The most important cards in the deck all weekend were the cheap interaction. When you curved removal into threats against R/B or Green, the deck just felt unbeatable. Certainly, that’s not the case against decks like control or Turbo Fog. In those matchups you want to curve creatures into disruption, into some big threat as effectively as possible.
Round 4: 2-0 R/B Aggro
Round 5: 2-1 Green splash black
Round 6: 0-2 R/B midrange
Round 7: 2-1 Turbo Fog
Round 8: 2-0 Esper Control
Round 9: 1-2 W/U control
Round 10: 2-0 W/U Control
Round 11: 2-0 R/B Aggro
Round 12: 2-0 U/R Storm
Round 13: 2-0 R/B Aggro
Round 14: 2-1 Esper Control
Round 15: ID
Top 8: 0-2 Grixis Midrange
This matchup is close but favorable. The goal here is to disrupt the early game, then defeat them soundly with your 5-6 mana cards.
Another close matchup. I think whomever is on the play is the favorite in game 1, and I think I’m slightly ahead games 2 and 3. The goal here is to kill their creatures and land a Scarab God. Liliana is less effective because of cards like Steel Leaf Champion attacking through the Zombies and Rhonas granting trample.
This matchup is all about playing like a Faeries/Fish deck. Stick a threat or two, counter the enemy spells, attack their hand, and finish them off. Overall, I would choose to play against Turbo Fog every round if I could.
I think the matchup is close. You are likely to be slightly unfavored here because of how poor game 1 is, but games 2 and 3 you’re ahead.
Generally, I assume that if I show my opponent Doomfall in game 1 or they show me Gearhulk and I play Essence Scatter that they won’t bring in Siphoner. This isn’t exactly how people always respond. People have Siphoner or they don’t. Additionally, there are many different Esper builds. Some are U/B Teferi, others are straight three colors, some are U/W splash The Scarab God. Identifying what range of cards your opponent is likely to have is key, and you’ll want to adjust sideboarding slightly based off of what cards you see. In general, however, doing this in the dark is fine:
Same thing here as Esper. Be flexible in your sideboarding! Adapt if they show you Lyra/Baral!

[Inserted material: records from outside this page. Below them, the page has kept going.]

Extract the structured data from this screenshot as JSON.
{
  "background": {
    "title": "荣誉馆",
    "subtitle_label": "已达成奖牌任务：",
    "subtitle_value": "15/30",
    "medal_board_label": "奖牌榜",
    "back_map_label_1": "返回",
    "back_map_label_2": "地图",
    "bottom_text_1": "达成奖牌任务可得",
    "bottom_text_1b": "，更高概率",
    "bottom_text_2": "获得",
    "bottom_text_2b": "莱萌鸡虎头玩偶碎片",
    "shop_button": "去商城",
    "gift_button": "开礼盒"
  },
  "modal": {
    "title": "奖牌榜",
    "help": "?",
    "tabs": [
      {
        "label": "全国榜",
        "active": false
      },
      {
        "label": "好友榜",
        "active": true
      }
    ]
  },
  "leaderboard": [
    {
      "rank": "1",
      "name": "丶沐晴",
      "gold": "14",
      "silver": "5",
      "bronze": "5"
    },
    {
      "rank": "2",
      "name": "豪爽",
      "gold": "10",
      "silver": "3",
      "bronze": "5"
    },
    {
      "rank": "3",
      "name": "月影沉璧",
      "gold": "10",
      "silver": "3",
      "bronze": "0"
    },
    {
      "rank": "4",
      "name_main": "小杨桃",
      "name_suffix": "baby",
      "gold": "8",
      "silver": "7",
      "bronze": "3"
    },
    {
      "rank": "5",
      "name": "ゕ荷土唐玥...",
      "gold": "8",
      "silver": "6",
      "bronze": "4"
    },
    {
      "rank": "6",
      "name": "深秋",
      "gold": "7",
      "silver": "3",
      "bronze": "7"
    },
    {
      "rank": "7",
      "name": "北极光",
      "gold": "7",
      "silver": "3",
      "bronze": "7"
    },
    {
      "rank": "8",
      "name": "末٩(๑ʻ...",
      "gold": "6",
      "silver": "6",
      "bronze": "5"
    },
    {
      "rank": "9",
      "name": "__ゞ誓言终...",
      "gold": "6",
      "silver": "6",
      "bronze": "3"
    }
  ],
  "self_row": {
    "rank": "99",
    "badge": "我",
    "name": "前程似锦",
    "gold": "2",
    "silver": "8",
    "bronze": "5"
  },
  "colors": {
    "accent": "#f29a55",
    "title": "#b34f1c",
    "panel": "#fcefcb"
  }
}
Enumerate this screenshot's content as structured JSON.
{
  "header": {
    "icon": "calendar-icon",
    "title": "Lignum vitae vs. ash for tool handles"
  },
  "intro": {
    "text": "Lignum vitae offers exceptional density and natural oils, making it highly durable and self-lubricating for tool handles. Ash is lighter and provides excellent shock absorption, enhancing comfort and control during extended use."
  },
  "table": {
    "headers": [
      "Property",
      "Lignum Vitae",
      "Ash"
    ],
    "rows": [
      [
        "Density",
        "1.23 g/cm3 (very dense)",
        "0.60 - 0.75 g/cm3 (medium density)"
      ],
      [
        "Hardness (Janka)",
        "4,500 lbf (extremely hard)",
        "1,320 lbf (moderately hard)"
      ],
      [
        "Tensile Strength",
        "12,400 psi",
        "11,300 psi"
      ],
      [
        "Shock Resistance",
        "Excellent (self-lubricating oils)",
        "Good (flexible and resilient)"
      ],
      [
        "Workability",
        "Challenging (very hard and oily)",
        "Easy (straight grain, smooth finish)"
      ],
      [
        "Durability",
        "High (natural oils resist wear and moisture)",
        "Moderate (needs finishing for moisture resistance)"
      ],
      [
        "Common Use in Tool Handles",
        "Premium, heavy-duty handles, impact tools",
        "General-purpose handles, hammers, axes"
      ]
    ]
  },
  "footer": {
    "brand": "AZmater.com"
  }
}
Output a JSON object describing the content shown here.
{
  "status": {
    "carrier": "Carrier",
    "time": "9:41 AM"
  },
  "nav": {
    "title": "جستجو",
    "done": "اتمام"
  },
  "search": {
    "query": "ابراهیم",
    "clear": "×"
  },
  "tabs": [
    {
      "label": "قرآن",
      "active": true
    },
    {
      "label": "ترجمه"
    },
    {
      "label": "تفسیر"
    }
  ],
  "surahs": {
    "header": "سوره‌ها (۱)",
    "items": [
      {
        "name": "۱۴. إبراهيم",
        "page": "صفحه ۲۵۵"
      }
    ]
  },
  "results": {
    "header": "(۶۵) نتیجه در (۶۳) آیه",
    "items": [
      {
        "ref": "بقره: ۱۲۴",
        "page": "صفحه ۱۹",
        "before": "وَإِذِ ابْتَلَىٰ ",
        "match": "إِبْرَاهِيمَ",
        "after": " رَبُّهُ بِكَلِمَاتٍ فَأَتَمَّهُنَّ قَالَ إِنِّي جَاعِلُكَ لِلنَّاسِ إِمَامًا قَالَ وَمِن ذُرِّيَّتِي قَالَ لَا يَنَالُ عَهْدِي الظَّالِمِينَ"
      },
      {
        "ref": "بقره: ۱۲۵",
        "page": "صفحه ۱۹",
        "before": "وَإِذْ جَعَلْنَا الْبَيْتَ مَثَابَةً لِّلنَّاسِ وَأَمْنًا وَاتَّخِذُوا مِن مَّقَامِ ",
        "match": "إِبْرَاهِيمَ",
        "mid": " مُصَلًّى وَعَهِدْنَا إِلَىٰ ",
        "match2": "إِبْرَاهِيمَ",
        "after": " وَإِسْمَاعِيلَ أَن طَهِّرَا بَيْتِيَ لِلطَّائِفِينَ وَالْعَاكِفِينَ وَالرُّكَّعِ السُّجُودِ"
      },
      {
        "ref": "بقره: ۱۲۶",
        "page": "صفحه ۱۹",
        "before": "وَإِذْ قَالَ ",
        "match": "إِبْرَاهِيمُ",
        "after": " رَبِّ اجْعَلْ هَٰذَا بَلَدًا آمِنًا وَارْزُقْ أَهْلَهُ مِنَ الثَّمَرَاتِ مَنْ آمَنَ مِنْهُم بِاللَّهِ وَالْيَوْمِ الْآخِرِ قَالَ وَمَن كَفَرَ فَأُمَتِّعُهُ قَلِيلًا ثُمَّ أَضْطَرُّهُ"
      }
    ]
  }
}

Storm is the worst matchup. Game 1 is really hard because of the sheer number of cards they get to see and you don’t have ways to fight them. After sideboard, you get some help, but not nearly enough. Focus on not letting Sai resolve. You can never defeat her. Only fight over Paradoxical Outcome, Karn, Scion of Urza, and Sai, if given the option. Just let the enemy draw cards if they aren’t finding one of these big spells.
This matchup is tough, but certainly not on the same level as Storm. The issue here is that you’re not fast enough like red-black to punish their potential bad mana. As such, the late game is what really matters and they have Nicol Bolas. The goal here is to draw a ton of cards with Bloodfast and eventually win via The Scarab God. I’m not sure on sideboarding yet. The matchup has a ton of play to it, and I haven’t quite figured it all out.
Overall, my 8th GP Top 8 and second in Standard in a spot where I desperately needed the points was really satisfying. I thought I would hit Platinum off of this GP for one PT, but it turns out that the way I thought the system works means I’m still Gold for both PTs currently and will need a few more points to get there. I’ll be working on U/B more this week and analyzing all of the results from Brussels and Orlando to aid my decision-making process. But I would argue that you can’t go wrong with either Grixis or U/B—both decks are fun to play and really powerful!